Building the jigsaw – collaborating for suicide prevention
Encouraging individuals, communities, NGOs and government agencies to work collaboratively to enhance suicide prevention
efforts is the focus of the fifth National Suicide Prevention Symposium to be held at the Wellington School of Medicine
on 22 and 23 November.
Organised by Suicide Prevention Information New Zealand (SPINZ), a service of the Mental Health Foundation, this year’s
symposium has invaluable support from the President of the International Association for Suicide Prevention, Professor
Professor Mishara will pay a special visit from the University of Quebec to attend and give a keynote speech
highlighting positive and innovative examples of prevention programmes that emphasise the importance of using a
Merryn Statham, Director of SPINZ says, “there is no single approach to suicide prevention. Instead, rather like a
jigsaw, it requires many different approaches, from many different individuals, communities, organisations and
government agencies. The challenge is to make all these pieces fit together, for the benefit of those at risk.
“This collaborative approach allows us to share and connect knowledge and practical ways of working together. The aim is
to create and enhance effective approaches and programmes to prevent and reduce suicide and suicidal behaviour
throughout New Zealand.”
Experts from the New Zealand suicide prevention sector who will contribute to the symposium include Professor David
Fergusson, principal investigator and executive director of the Christchurch Health and Development Study, who will
discuss the need to create a unified framework for suicide prevention in New Zealand, while Phyllis Tangitu, General
Manager of Maori Health at Lakes DHB will speak about the development of an action plan that acknowledges and meets the
needs of Maori communities.
Associate Professor Annette Beautrais, principal investigator with the Canterbury Suicide Project, will discuss the
translation of suicide research into effective policies and strategies, and Professor Barry Taylor, Chair of the NZ

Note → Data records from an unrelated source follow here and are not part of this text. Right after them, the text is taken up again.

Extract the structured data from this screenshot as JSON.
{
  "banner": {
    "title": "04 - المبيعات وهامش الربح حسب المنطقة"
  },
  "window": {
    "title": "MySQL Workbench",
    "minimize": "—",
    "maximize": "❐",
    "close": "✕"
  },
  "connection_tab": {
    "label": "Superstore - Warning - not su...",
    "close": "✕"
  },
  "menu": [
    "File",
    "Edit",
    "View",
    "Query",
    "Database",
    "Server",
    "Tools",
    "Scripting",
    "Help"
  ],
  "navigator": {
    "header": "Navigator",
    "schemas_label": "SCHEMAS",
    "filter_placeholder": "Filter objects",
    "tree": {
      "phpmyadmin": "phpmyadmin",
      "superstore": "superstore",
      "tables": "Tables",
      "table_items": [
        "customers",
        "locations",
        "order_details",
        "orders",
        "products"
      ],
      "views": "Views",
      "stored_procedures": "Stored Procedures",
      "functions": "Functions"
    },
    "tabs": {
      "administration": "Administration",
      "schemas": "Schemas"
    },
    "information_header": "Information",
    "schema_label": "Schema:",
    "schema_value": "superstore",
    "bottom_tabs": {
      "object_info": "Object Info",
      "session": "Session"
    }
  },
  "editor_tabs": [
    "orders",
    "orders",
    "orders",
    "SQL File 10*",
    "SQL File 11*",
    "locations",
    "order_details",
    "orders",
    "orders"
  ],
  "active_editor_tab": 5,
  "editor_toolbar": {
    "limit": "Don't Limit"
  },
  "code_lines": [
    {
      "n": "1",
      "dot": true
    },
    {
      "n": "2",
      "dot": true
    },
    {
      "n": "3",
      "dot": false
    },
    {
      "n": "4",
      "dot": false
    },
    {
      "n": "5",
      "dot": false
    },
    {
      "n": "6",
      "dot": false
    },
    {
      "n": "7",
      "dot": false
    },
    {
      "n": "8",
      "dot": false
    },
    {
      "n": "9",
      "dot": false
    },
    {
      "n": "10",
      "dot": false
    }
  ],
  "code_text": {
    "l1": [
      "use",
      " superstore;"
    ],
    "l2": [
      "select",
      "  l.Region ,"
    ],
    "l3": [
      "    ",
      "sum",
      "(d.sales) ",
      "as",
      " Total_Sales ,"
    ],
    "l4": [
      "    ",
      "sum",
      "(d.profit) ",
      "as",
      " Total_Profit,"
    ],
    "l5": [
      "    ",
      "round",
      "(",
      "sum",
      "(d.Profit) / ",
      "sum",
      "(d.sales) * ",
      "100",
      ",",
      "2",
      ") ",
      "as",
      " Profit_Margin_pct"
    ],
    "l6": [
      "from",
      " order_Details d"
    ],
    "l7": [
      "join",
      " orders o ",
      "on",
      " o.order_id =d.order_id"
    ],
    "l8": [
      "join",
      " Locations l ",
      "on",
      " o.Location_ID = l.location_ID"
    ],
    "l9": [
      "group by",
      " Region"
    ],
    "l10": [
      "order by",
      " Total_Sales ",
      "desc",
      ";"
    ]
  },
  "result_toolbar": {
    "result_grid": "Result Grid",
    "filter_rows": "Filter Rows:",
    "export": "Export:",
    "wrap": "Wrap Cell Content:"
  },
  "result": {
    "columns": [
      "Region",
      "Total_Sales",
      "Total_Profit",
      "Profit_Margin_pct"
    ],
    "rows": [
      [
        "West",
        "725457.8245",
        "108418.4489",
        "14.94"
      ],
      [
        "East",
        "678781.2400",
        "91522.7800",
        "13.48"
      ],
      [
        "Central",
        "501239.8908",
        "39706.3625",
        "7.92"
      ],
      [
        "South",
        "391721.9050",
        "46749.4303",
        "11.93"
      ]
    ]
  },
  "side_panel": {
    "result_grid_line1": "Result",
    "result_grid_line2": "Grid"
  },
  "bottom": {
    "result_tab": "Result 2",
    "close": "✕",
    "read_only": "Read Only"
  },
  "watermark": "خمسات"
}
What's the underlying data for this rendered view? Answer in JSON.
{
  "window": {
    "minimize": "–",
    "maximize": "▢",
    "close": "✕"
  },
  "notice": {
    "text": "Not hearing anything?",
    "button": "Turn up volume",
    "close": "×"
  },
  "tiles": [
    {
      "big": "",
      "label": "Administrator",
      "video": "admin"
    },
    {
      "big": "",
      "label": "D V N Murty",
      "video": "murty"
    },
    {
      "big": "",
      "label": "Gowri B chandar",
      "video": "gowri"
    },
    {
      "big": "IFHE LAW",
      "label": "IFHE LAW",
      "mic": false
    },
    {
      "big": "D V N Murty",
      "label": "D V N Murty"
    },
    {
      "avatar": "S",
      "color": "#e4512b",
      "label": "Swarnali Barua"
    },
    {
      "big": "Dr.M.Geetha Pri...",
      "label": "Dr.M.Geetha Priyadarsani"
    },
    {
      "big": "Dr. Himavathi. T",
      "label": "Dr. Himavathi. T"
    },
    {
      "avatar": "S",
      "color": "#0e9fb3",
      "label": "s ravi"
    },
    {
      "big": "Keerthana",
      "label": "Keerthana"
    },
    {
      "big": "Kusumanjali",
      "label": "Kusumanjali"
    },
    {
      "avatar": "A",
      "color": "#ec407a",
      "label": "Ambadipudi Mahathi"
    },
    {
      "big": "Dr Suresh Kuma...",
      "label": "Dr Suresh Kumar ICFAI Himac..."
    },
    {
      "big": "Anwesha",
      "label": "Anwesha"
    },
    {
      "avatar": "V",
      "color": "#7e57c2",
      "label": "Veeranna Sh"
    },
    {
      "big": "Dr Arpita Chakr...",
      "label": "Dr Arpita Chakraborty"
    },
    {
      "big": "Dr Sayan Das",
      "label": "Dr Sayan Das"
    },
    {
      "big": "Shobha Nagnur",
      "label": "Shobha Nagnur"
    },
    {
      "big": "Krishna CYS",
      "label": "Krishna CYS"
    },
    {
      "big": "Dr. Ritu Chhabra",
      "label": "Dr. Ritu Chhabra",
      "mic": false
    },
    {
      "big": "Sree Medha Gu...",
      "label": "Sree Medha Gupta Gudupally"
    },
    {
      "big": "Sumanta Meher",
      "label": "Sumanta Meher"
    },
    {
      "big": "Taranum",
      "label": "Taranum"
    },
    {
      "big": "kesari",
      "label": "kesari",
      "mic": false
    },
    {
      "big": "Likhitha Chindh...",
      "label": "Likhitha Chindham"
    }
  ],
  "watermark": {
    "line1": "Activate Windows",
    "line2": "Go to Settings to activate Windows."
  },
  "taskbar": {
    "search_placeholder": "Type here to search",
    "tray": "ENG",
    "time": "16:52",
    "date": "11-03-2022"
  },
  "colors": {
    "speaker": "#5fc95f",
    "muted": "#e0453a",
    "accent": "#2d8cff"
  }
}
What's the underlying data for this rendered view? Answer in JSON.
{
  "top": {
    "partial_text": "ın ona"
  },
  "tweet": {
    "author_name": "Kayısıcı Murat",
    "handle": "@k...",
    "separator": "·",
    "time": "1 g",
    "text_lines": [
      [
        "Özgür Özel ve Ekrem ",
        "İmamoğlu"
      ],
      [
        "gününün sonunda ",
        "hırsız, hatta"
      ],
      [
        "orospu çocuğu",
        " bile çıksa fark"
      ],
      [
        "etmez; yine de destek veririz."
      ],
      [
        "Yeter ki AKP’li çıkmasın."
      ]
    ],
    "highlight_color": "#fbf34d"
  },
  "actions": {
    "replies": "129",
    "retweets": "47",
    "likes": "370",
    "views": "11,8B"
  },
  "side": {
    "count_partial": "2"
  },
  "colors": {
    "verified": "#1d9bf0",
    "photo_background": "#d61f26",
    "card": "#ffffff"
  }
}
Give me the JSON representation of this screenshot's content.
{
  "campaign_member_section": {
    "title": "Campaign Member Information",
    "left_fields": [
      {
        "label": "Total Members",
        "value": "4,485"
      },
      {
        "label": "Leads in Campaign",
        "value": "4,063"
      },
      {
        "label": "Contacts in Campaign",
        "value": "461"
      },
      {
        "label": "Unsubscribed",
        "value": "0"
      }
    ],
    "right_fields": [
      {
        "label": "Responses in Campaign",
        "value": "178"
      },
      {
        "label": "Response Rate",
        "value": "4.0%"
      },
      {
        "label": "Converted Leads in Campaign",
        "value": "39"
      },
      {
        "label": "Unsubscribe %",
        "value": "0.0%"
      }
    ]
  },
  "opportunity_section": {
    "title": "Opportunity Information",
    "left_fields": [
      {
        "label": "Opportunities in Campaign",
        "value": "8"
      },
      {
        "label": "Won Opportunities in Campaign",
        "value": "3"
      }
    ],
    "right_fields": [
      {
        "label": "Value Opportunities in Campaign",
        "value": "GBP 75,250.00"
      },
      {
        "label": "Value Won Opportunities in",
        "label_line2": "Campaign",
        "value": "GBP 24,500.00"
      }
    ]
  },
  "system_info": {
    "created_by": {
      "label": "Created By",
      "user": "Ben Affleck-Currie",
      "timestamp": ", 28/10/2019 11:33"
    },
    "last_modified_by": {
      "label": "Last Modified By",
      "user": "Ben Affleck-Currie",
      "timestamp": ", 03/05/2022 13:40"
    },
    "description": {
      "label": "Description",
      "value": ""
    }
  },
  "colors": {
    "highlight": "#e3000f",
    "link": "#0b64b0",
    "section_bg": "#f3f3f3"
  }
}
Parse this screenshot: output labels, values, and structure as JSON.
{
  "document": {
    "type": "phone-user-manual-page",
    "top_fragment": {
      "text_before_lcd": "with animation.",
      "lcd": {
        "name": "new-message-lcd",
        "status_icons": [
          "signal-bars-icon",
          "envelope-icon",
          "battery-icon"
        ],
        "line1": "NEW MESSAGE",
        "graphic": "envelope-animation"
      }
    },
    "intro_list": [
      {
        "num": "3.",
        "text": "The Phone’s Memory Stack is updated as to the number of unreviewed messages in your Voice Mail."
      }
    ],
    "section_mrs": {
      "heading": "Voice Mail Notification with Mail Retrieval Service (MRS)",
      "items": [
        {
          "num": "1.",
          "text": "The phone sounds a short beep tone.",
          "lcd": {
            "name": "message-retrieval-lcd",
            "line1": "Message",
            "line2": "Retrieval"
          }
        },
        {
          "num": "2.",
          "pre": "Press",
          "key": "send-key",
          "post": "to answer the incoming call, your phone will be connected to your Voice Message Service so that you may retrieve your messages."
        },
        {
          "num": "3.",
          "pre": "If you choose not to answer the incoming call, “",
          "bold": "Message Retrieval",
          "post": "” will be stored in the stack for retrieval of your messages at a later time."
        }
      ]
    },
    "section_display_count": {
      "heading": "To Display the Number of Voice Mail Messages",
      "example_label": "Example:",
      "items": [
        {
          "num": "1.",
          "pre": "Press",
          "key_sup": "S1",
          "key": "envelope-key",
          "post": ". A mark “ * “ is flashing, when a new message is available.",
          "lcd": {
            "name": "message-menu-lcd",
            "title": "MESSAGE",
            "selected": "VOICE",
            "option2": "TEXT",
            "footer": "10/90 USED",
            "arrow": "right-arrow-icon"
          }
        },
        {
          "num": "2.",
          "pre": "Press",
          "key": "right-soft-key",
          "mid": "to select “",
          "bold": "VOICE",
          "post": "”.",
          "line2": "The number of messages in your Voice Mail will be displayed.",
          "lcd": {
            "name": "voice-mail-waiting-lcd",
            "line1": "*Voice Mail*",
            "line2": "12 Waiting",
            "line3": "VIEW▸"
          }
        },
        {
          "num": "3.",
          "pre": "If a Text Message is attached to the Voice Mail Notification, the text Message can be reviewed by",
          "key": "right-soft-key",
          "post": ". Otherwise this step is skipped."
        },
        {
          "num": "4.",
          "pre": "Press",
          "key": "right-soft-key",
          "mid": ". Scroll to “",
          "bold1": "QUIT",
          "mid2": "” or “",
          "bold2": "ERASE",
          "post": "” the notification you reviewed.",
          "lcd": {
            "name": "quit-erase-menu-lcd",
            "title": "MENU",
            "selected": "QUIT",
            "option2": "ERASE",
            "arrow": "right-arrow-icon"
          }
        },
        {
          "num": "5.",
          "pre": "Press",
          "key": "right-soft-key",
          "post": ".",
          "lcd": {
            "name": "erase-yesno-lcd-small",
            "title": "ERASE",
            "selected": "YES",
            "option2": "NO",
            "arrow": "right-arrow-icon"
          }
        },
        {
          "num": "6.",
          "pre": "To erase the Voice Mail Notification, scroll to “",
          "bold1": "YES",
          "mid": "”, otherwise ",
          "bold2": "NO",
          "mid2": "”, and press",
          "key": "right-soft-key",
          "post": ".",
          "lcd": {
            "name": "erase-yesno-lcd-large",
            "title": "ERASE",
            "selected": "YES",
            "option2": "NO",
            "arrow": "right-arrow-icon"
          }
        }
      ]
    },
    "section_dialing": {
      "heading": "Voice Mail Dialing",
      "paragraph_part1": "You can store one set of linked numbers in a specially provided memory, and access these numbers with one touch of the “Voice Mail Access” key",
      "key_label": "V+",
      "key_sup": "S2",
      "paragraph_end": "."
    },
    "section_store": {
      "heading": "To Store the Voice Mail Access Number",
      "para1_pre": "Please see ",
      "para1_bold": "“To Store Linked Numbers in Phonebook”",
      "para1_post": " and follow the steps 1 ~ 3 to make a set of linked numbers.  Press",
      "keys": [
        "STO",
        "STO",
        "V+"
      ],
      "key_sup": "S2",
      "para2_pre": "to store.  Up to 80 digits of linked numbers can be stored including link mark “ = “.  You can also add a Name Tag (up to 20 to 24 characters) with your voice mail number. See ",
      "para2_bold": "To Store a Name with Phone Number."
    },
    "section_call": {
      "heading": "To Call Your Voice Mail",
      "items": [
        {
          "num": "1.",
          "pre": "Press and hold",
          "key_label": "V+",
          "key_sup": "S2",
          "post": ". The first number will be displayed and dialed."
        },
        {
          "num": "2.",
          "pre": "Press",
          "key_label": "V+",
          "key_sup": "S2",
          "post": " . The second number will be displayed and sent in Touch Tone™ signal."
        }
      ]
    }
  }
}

Child and Youth Mortality Review Committee, will take a look at school-aged suicide clusters and the issues that can be
undertaken to improve services, prevent future deaths and inform community response.
In addition, a media panel with Tim Pankhurst, Editor of The Dominion Post, and Jim Tully, Head of Political Science and
Communication at the University of Canterbury will look at the significance and the complexity of reporting suicide in